It is 100% up to the individual. I don’t mind car payments. If I have a surplus after the end of the month, I am happy, and that is all that I care about. There are very few hard truths in financial management or to levels of frugality. It is all personal, and how one person manages themselves. My son is a great example. He has the most messed up way of thinking of budgeting. I don’t understand it (I have an MBA in financing, trust me, I know math and numbers). Every time he explains something to me I just cannot follow his logic but it works for him. He typically has a surplus, has never run out of cash, and never had a late payment on anything. So my point by that example is, you do you, I do me, and we all can share what works for us, to help others get ideas to do what comes best for them.
Turning Point Money says
Time value of money is never really a factor with our consumer purchases. We never take a car loan simply because it would limit our monthly cash flow.
We actually do invest all the money in various investments. Any extra cash flow gets invested. If we want a new car, we have to think twice how many investments to sell. It helps us choose a more practical car when we write a check.
Thanks for the mention!
It’s not all about the numbers. :)
TAM TRAN says
Hey guys, I have a dilemma. Im the market for car. Thinking about buying Honda fit 2019 or 2015.
2019 fit is $16.5k,
2015 fit is $9k with 75k miles on it.
Which one should I pick?
Lazy Man says
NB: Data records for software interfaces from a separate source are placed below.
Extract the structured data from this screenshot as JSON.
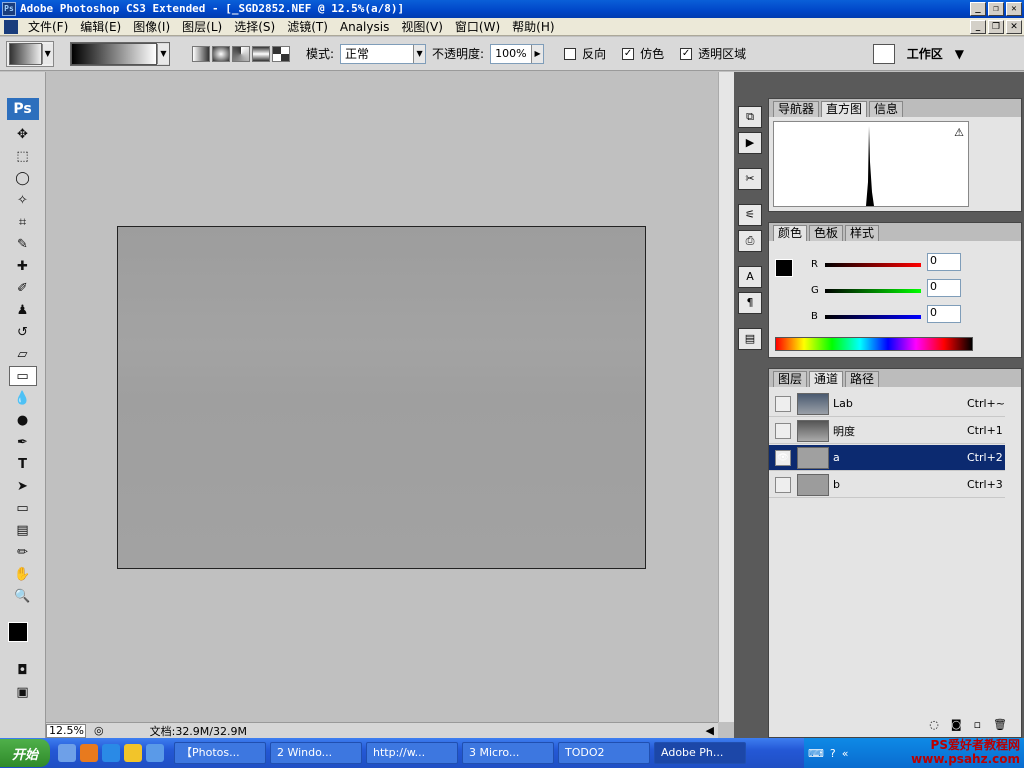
{
  "window": {
    "title": "Adobe Photoshop CS3 Extended - [_SGD2852.NEF @ 12.5%(a/8)]",
    "app_icon": "Ps"
  },
  "menu": [
    "文件(F)",
    "编辑(E)",
    "图像(I)",
    "图层(L)",
    "选择(S)",
    "滤镜(T)",
    "Analysis",
    "视图(V)",
    "窗口(W)",
    "帮助(H)"
  ],
  "options": {
    "mode_label": "模式:",
    "mode_value": "正常",
    "opacity_label": "不透明度:",
    "opacity_value": "100%",
    "reverse_label": "反向",
    "reverse_checked": false,
    "dither_label": "仿色",
    "dither_checked": true,
    "transparency_label": "透明区域",
    "transparency_checked": true,
    "workspace_label": "工作区"
  },
  "toolbox": {
    "logo": "Ps",
    "tools": [
      "move-tool-icon",
      "marquee-tool-icon",
      "lasso-tool-icon",
      "magic-wand-icon",
      "crop-tool-icon",
      "slice-tool-icon",
      "healing-brush-icon",
      "brush-tool-icon",
      "stamp-tool-icon",
      "history-brush-icon",
      "eraser-icon",
      "gradient-tool-icon",
      "blur-tool-icon",
      "dodge-tool-icon",
      "pen-tool-icon",
      "type-tool-icon",
      "path-select-icon",
      "shape-tool-icon",
      "notes-icon",
      "eyedropper-icon",
      "hand-tool-icon",
      "zoom-tool-icon"
    ]
  },
  "status": {
    "zoom": "12.5%",
    "doc_info": "文档:32.9M/32.9M"
  },
  "panels": {
    "histogram": {
      "tabs": [
        "导航器",
        "直方图",
        "信息"
      ],
      "active": 1
    },
    "color": {
      "tabs": [
        "颜色",
        "色板",
        "样式"
      ],
      "active": 0,
      "r_label": "R",
      "g_label": "G",
      "b_label": "B",
      "r": "0",
      "g": "0",
      "b": "0"
    },
    "channels": {
      "tabs": [
        "图层",
        "通道",
        "路径"
      ],
      "active": 1,
      "rows": [
        {
          "name": "Lab",
          "shortcut": "Ctrl+~",
          "visible": false,
          "selected": false
        },
        {
          "name": "明度",
          "shortcut": "Ctrl+1",
          "visible": false,
          "selected": false
        },
        {
          "name": "a",
          "shortcut": "Ctrl+2",
          "visible": true,
          "selected": true
        },
        {
          "name": "b",
          "shortcut": "Ctrl+3",
          "visible": false,
          "selected": false
        }
      ]
    }
  },
  "taskbar": {
    "start": "开始",
    "buttons": [
      "【Photos...",
      "2 Windo...",
      "http://w...",
      "3 Micro...",
      "TODO2",
      "Adobe Ph..."
    ],
    "watermark": "PS爱好者教程网",
    "watermark_url": "www.psahz.com"
  }
}
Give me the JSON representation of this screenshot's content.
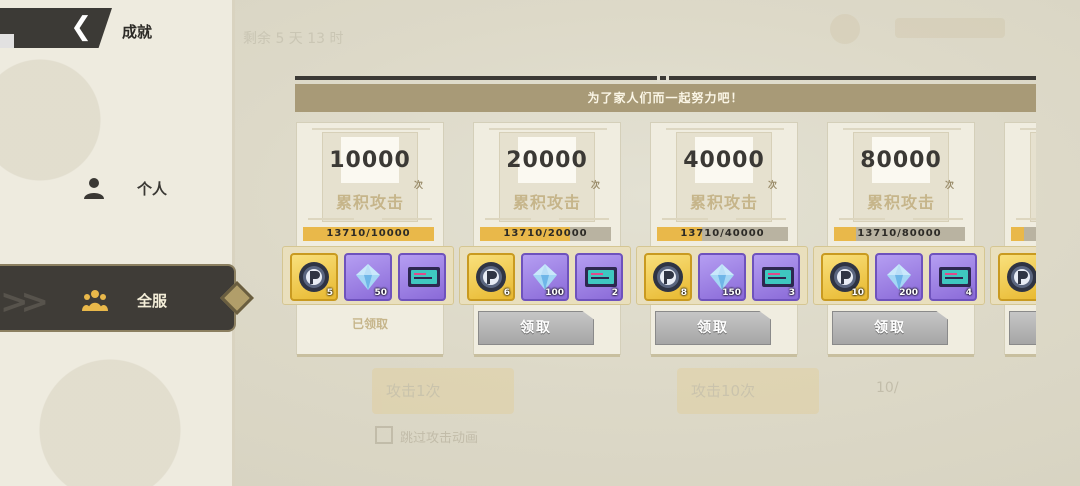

I’d go with the 2015, but that’s just me. It’s pretty close though, I could see how someone else would say the 2019 is a better deal.
One key question is how long do you typically drive a car before moving on to the next one?